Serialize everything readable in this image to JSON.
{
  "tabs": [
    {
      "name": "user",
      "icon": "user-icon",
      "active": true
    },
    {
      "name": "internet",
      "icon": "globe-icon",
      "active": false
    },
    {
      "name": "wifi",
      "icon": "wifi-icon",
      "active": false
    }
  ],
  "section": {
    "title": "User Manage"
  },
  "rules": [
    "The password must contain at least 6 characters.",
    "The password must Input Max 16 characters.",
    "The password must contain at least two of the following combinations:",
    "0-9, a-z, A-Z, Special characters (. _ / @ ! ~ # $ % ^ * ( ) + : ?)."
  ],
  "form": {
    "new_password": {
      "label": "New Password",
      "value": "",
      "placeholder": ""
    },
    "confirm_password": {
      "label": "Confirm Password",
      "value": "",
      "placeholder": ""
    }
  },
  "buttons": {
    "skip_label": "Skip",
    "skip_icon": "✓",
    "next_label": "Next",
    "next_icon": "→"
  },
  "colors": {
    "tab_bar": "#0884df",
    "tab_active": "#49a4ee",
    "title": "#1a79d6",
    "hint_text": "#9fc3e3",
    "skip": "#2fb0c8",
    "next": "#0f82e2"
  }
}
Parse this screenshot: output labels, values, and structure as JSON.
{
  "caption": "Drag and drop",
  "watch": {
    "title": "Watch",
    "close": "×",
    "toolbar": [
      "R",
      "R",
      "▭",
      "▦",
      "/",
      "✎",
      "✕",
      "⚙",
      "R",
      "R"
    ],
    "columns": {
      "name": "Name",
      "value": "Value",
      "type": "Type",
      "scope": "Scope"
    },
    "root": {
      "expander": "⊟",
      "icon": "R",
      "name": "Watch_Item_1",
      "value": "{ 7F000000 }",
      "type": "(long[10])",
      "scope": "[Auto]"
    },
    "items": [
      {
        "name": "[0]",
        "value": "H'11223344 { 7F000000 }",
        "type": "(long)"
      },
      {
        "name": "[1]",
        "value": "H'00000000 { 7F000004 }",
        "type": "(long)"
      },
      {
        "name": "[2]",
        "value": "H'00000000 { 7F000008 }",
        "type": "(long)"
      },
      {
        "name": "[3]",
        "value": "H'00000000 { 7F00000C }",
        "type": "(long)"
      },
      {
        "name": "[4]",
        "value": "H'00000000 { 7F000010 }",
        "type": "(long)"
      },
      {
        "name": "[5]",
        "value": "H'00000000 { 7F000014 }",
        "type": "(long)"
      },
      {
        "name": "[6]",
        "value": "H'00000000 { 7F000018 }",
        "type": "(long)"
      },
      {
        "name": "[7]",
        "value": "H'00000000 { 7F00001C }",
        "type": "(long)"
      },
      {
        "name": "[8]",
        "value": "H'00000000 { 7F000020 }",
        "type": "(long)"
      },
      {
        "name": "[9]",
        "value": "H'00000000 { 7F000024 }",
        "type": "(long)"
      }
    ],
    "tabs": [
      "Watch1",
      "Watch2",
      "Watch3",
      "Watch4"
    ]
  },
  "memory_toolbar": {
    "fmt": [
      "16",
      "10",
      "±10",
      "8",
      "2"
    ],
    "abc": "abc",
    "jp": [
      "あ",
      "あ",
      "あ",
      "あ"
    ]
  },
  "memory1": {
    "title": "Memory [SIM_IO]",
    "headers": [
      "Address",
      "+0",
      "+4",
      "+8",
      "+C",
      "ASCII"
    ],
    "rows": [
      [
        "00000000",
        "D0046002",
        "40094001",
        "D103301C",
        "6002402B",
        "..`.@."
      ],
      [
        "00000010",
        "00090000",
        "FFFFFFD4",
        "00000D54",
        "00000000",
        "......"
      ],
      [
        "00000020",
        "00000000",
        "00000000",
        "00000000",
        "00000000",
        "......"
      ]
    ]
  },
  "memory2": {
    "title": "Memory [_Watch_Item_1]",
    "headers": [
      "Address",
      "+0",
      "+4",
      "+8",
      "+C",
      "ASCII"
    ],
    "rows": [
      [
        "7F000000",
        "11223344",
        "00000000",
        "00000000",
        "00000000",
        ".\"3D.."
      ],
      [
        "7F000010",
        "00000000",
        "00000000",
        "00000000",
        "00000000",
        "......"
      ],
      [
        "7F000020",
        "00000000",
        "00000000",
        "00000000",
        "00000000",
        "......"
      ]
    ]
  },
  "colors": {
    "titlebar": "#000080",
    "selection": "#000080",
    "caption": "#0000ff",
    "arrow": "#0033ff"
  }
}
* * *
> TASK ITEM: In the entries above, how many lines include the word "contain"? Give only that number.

> WORKED SOLUTION: 2